## What is required
Set down every entry again, exactly as it appears.

## Extracted data
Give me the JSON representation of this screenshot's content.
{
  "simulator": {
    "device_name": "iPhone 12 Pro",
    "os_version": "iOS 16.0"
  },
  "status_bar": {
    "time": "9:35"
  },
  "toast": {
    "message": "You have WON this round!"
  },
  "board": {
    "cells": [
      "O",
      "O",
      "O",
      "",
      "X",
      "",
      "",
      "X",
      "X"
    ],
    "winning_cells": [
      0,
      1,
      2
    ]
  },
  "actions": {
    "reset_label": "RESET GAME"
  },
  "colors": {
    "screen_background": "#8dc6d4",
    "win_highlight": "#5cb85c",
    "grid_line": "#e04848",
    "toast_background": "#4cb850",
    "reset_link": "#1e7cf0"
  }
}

## Written answer
Give me the JSON representation of this screenshot's content.
{
  "simulator": {
    "device_name": "iPhone 12 Pro",
    "os_version": "iOS 16.0"
  },
  "status_bar": {
    "time": "9:35"
  },
  "toast": {
    "message": "You have WON this round!"
  },
  "board": {
    "cells": [
      "O",
      "O",
      "O",
      "",
      "X",
      "",
      "",
      "X",
      "X"
    ],
    "winning_cells": [
      0,
      1,
      2
    ]
  },
  "actions": {
    "reset_label": "RESET GAME"
  },
  "colors": {
    "screen_background": "#8dc6d4",
    "win_highlight": "#5cb85c",
    "grid_line": "#e04848",
    "toast_background": "#4cb850",
    "reset_link": "#1e7cf0"
  }
}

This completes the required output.